Pakistan has been a prominent ally in the U.S.-led war on terror since the Sept. 11, 2001, attacks. But calls for tougher action against the madrassas have escalated since reports that one of the four alleged bombers in the July 7 London bus and subway attacks visited two such study centers during a trip to Pakistan.
As a result, President Gen. Pervez Musharraf walks a fine line in his efforts to curb radicalism in religious schools: Heavy-handed tactics alienate many in his Muslim nation, but any perception of lenience frustrates his Western allies. Since Sept. 11, Musharraf has survived two assassination attempts allegedly organized by al-Qaida.
On Sunday, British Defense Secretary John Reid said Pakistan's religious schools were contributing to increased terrorist activity, and that his government was discussing the problem with Musharraf.
"I think that people do recognize that the madrassas, literally schools in which terror is taught, are a major source of international instability and contribute largely toward the growth of terrorist activity," he told CNN.
Inside the madrassas, students of all ages read and study only the Quran, Islam's bible. Because the religious schools are free, parents who can't afford Pakistan's fee-based state schools often send children as young as 5 or 6 to a madrassa just so they can start getting some education. But older students -- anyone who wants to learn about Islam -- can attend.
Since the July 7 London attacks, Pakistani intelligence agents have questioned students, teachers and administrators at one school in central Lahore and at least two other radical Islamic centers.
The agents showed around photographs of and documents about Shahzad Tanweer, the 22-year-old Briton of Pakistani origin who allegedly blew himself up on a London Underground train -- and who twice attended madrassas.
Islamic religious figures who condemned the bombings were quick to defend the madrassas as unconnected to the attacks.
"Raiding madrassas and blaming them for involvement is like interfering in Pakistan's internal matters," said Riaz Durrani, a senior figure from the pro-Taliban Jamiat Ulema-e-Islam party who runs a madrassa in Lahore.
In the 1980s, some religious schools sent students to fight the Soviet occupation of Afghanistan, a struggle coordinated by Pakistani intelligence agencies with CIA support and funding. Today, many of Pakistan's 8,000 madrassas are threadbare operations that take in the poor.

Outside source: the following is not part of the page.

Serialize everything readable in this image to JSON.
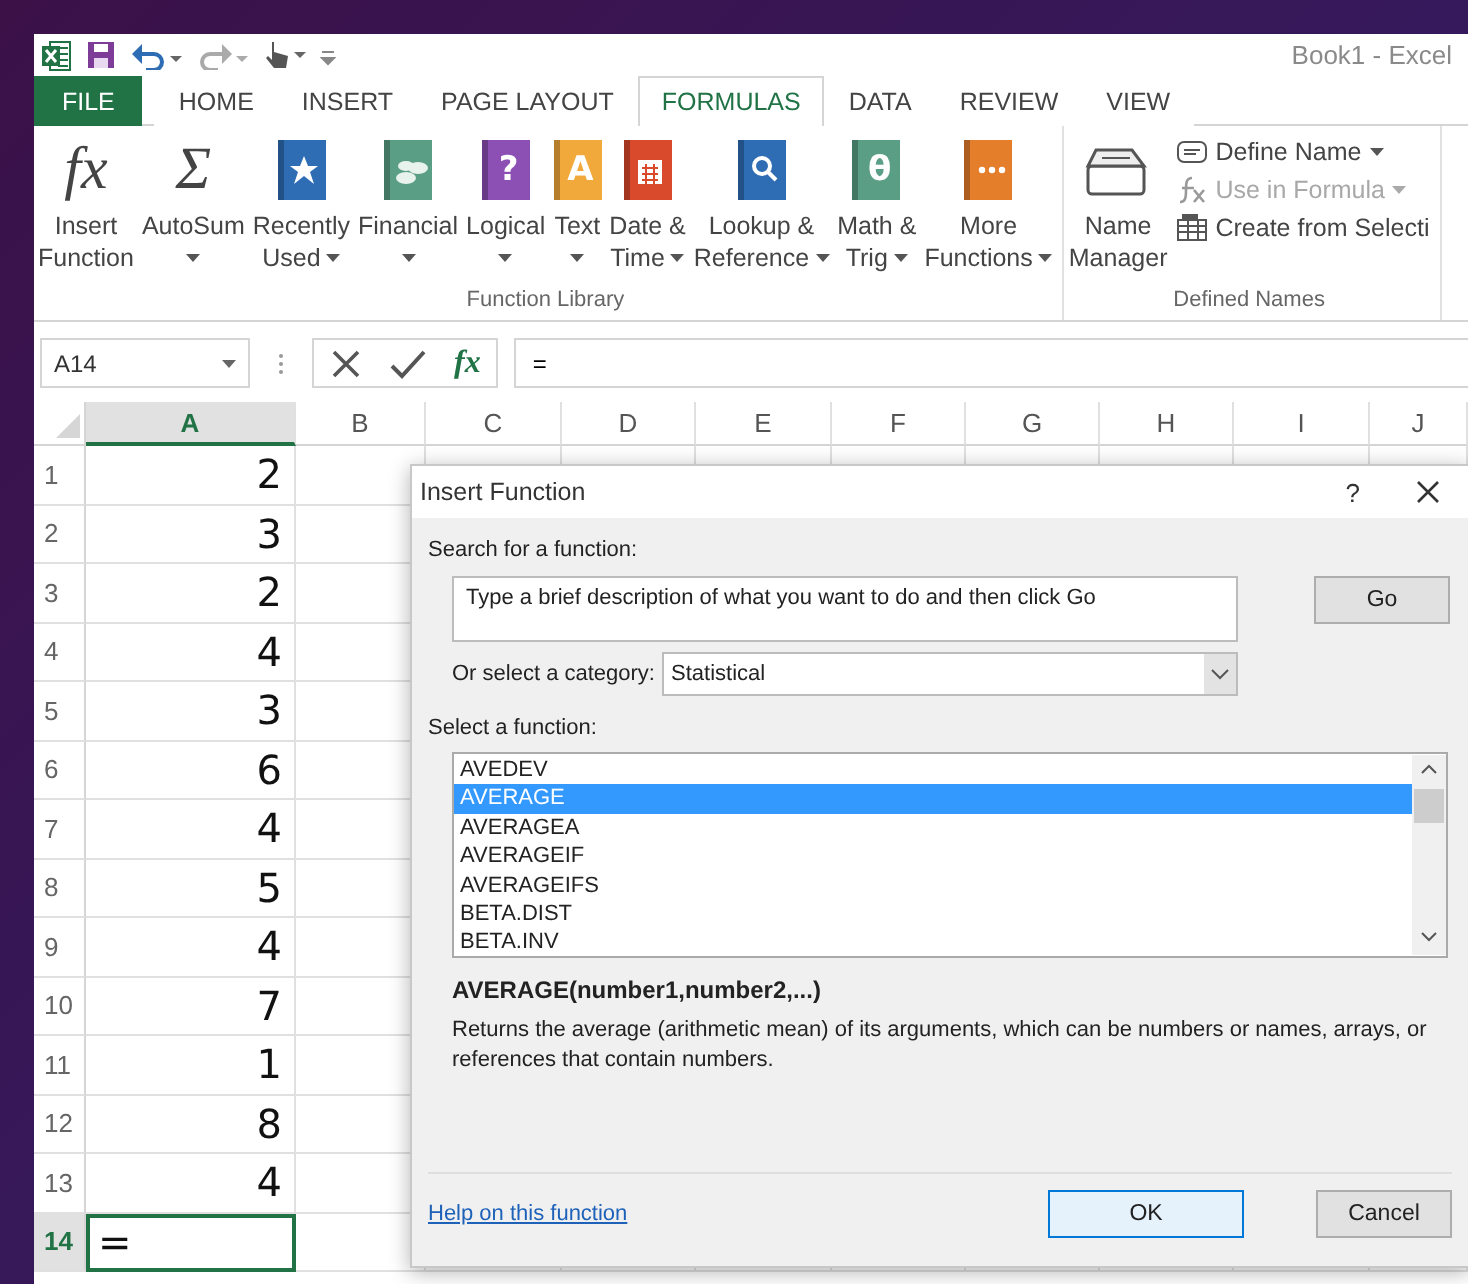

"Most operate on a neighborhood basis and are sustained locally, and they are not by any standards militant," Pakistan's Dawn newspaper said in an editorial. However, it said some madrassas get generous funding through "clandestine channels," a custom the government is trying to stop.

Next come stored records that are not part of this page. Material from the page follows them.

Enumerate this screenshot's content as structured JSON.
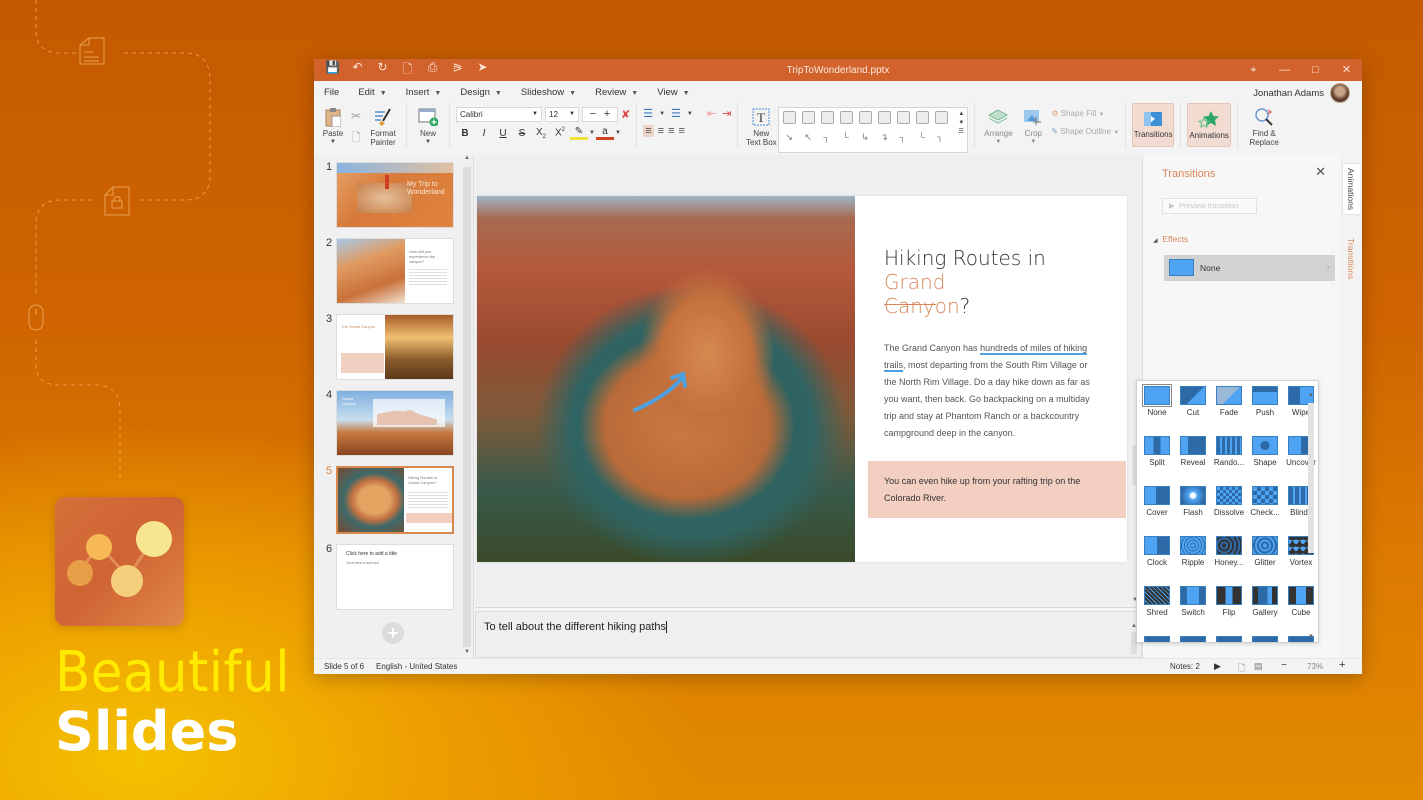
{
  "promo": {
    "line1": "Beautiful",
    "line2": "Slides"
  },
  "window": {
    "title": "TripToWonderland.pptx",
    "quick_access": [
      "save-icon",
      "undo-icon",
      "redo-icon",
      "new-doc-icon",
      "print-icon",
      "share-icon",
      "pointer-icon"
    ]
  },
  "menu": {
    "items": [
      {
        "label": "File",
        "dropdown": false
      },
      {
        "label": "Edit",
        "dropdown": true
      },
      {
        "label": "Insert",
        "dropdown": true
      },
      {
        "label": "Design",
        "dropdown": true
      },
      {
        "label": "Slideshow",
        "dropdown": true
      },
      {
        "label": "Review",
        "dropdown": true
      },
      {
        "label": "View",
        "dropdown": true
      }
    ],
    "user_name": "Jonathan Adams"
  },
  "ribbon": {
    "paste": "Paste",
    "format_painter_1": "Format",
    "format_painter_2": "Painter",
    "new": "New",
    "font_name": "Calibri",
    "font_size": "12",
    "new_text_box_1": "New",
    "new_text_box_2": "Text Box",
    "arrange": "Arrange",
    "crop": "Crop",
    "shape_fill": "Shape Fill",
    "shape_outline": "Shape Outline",
    "transitions": "Transitions",
    "animations": "Animations",
    "find_replace_1": "Find &",
    "find_replace_2": "Replace"
  },
  "thumbnails": [
    {
      "num": "1",
      "title": "My Trip to Wonderland"
    },
    {
      "num": "2",
      "title": "How will you experience the canyon?"
    },
    {
      "num": "3",
      "title": "The Grand Canyon"
    },
    {
      "num": "4",
      "title": "Grand Canyon"
    },
    {
      "num": "5",
      "title": "Hiking Routes in Grand Canyon?",
      "selected": true
    },
    {
      "num": "6",
      "title": "Click here to add a title",
      "subtitle": "Click here to add text"
    }
  ],
  "slide": {
    "title_part1": "Hiking Routes in ",
    "title_accent1": "Grand",
    "title_accent2": "Canyon",
    "title_part2": "?",
    "body_pre": "The Grand Canyon has ",
    "body_hl1": "hundreds of miles of hiking",
    "body_hl2": "trails",
    "body_post": ", most departing from the South Rim Village or the North Rim Village. Do a day hike down as far as you want, then back. Go backpacking on a multiday trip and stay at Phantom Ranch or a backcountry campground deep in the canyon.",
    "callout": "You can even hike up from your rafting trip on the Colorado River.",
    "accent_color": "#d9865a",
    "callout_bg": "#f2cfc0"
  },
  "notes": {
    "text": "To tell about the different hiking paths"
  },
  "panel": {
    "title": "Transitions",
    "preview_button": "Preview transition",
    "effects_label": "Effects",
    "selected_effect": "None",
    "side_tabs": [
      "Animations",
      "Transitions"
    ],
    "gallery": [
      {
        "label": "None",
        "selected": true
      },
      {
        "label": "Cut"
      },
      {
        "label": "Fade"
      },
      {
        "label": "Push"
      },
      {
        "label": "Wipe"
      },
      {
        "label": "Split"
      },
      {
        "label": "Reveal"
      },
      {
        "label": "Rando..."
      },
      {
        "label": "Shape"
      },
      {
        "label": "Uncover"
      },
      {
        "label": "Cover"
      },
      {
        "label": "Flash"
      },
      {
        "label": "Dissolve"
      },
      {
        "label": "Check..."
      },
      {
        "label": "Blinds"
      },
      {
        "label": "Clock"
      },
      {
        "label": "Ripple"
      },
      {
        "label": "Honey..."
      },
      {
        "label": "Glitter"
      },
      {
        "label": "Vortex"
      },
      {
        "label": "Shred"
      },
      {
        "label": "Switch"
      },
      {
        "label": "Flip"
      },
      {
        "label": "Gallery"
      },
      {
        "label": "Cube"
      }
    ]
  },
  "status": {
    "slide_info": "Slide 5 of 6",
    "language": "English - United States",
    "notes": "Notes: 2",
    "zoom": "73%"
  }
}
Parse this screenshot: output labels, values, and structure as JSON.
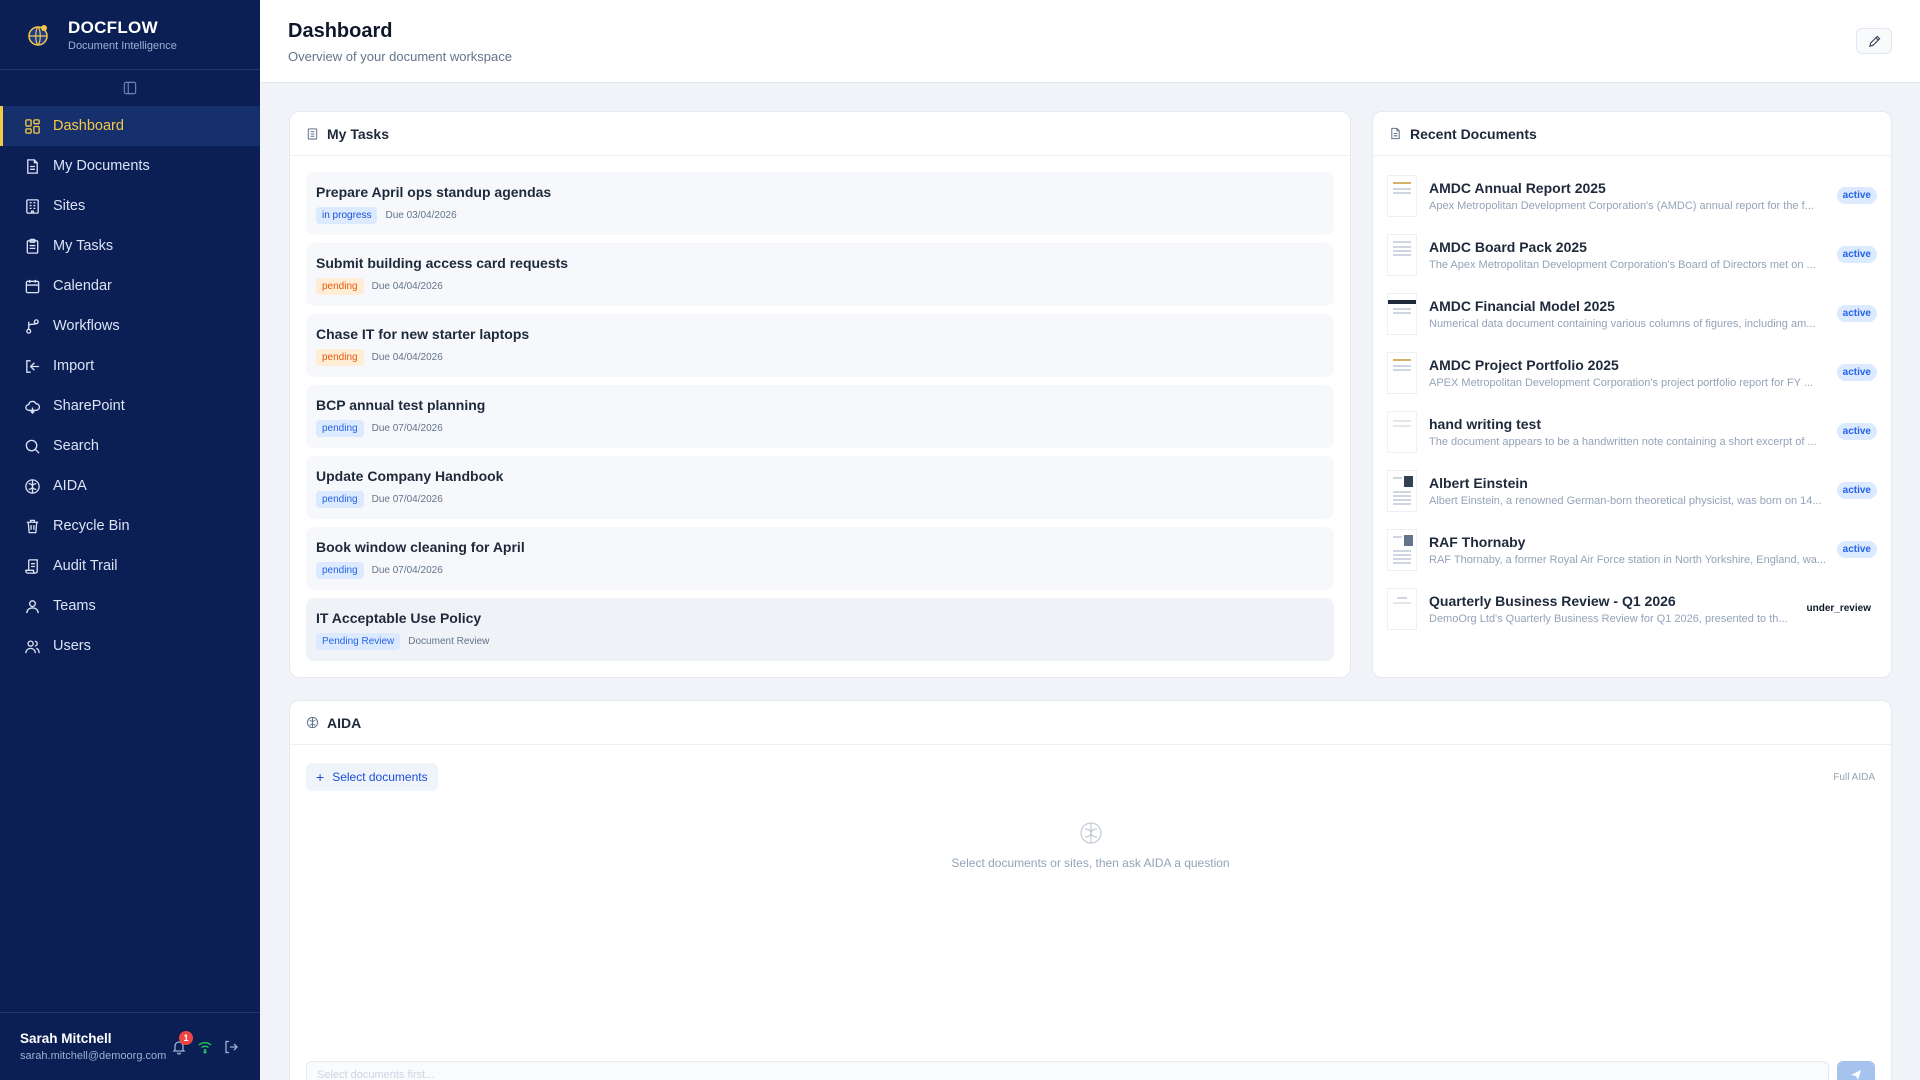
{
  "brand": {
    "name": "DOCFLOW",
    "subtitle": "Document Intelligence",
    "icon": "globe-logo-icon"
  },
  "sidebar": {
    "items": [
      {
        "label": "Dashboard",
        "icon": "grid-icon",
        "active": true
      },
      {
        "label": "My Documents",
        "icon": "document-icon"
      },
      {
        "label": "Sites",
        "icon": "building-icon"
      },
      {
        "label": "My Tasks",
        "icon": "clipboard-icon"
      },
      {
        "label": "Calendar",
        "icon": "calendar-icon"
      },
      {
        "label": "Workflows",
        "icon": "workflow-icon"
      },
      {
        "label": "Import",
        "icon": "import-icon"
      },
      {
        "label": "SharePoint",
        "icon": "cloud-icon"
      },
      {
        "label": "Search",
        "icon": "search-icon"
      },
      {
        "label": "AIDA",
        "icon": "brain-icon"
      },
      {
        "label": "Recycle Bin",
        "icon": "trash-icon"
      },
      {
        "label": "Audit Trail",
        "icon": "scroll-icon"
      },
      {
        "label": "Teams",
        "icon": "team-icon"
      },
      {
        "label": "Users",
        "icon": "users-icon"
      }
    ]
  },
  "user": {
    "name": "Sarah Mitchell",
    "email": "sarah.mitchell@demoorg.com",
    "notifications": "1"
  },
  "header": {
    "title": "Dashboard",
    "subtitle": "Overview of your document workspace"
  },
  "tasks": {
    "title": "My Tasks",
    "items": [
      {
        "title": "Prepare April ops standup agendas",
        "status": "in progress",
        "due": "Due 03/04/2026"
      },
      {
        "title": "Submit building access card requests",
        "status": "pending",
        "due": "Due 04/04/2026"
      },
      {
        "title": "Chase IT for new starter laptops",
        "status": "pending",
        "due": "Due 04/04/2026"
      },
      {
        "title": "BCP annual test planning",
        "status": "pending",
        "due": "Due 07/04/2026"
      },
      {
        "title": "Update Company Handbook",
        "status": "pending",
        "due": "Due 07/04/2026"
      },
      {
        "title": "Book window cleaning for April",
        "status": "pending",
        "due": "Due 07/04/2026"
      },
      {
        "title": "IT Acceptable Use Policy",
        "status": "Pending Review",
        "due": "Document Review"
      }
    ]
  },
  "recent": {
    "title": "Recent Documents",
    "items": [
      {
        "title": "AMDC Annual Report 2025",
        "desc": "Apex Metropolitan Development Corporation's (AMDC) annual report for the f...",
        "status": "active"
      },
      {
        "title": "AMDC Board Pack 2025",
        "desc": "The Apex Metropolitan Development Corporation's Board of Directors met on ...",
        "status": "active"
      },
      {
        "title": "AMDC Financial Model 2025",
        "desc": "Numerical data document containing various columns of figures, including am...",
        "status": "active"
      },
      {
        "title": "AMDC Project Portfolio 2025",
        "desc": "APEX Metropolitan Development Corporation's project portfolio report for FY ...",
        "status": "active"
      },
      {
        "title": "hand writing test",
        "desc": "The document appears to be a handwritten note containing a short excerpt of ...",
        "status": "active"
      },
      {
        "title": "Albert Einstein",
        "desc": "Albert Einstein, a renowned German-born theoretical physicist, was born on 14...",
        "status": "active"
      },
      {
        "title": "RAF Thornaby",
        "desc": "RAF Thornaby, a former Royal Air Force station in North Yorkshire, England, wa...",
        "status": "active"
      },
      {
        "title": "Quarterly Business Review - Q1 2026",
        "desc": "DemoOrg Ltd's Quarterly Business Review for Q1 2026, presented to th...",
        "status": "under_review"
      }
    ]
  },
  "aida": {
    "title": "AIDA",
    "select_label": "Select documents",
    "mode_label": "Full AIDA",
    "empty_text": "Select documents or sites, then ask AIDA a question",
    "input_placeholder": "Select documents first..."
  },
  "colors": {
    "sidebar_bg": "#0b1f55",
    "accent": "#f6c945",
    "active_badge": "#2563eb",
    "pending_orange": "#ea580c"
  }
}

Some 200 students study in Gul's school, a large two-story building surrounding a mosque with tall minarets. In classrooms, students squat in a semicircle on brown carpets around a teacher sitting at a low desk.
Gul, wearing a white flowing beard and Islamic skull cap, criticized government efforts to regulate religious teaching and to monitor school funding and students. The madrassas, he said, have nothing to do with terror.

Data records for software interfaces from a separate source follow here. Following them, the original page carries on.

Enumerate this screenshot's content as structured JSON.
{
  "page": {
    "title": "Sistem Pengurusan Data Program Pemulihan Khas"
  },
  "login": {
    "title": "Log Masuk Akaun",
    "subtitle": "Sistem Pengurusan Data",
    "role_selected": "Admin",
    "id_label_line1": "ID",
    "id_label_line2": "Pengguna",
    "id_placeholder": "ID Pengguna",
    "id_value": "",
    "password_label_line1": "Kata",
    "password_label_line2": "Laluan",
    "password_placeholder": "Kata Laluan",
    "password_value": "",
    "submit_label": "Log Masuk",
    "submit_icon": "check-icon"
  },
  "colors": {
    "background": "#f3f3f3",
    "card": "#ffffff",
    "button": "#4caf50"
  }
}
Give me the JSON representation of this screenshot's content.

"Enemies of Islam and hypocrites have been trying for a long time to eliminate the status of madrassas and change their syllabus," he said.
"Our schools are open for everyone. ... Islam strongly opposes terrorism. We give only moral and religious education based on the Quran. Islam means peace."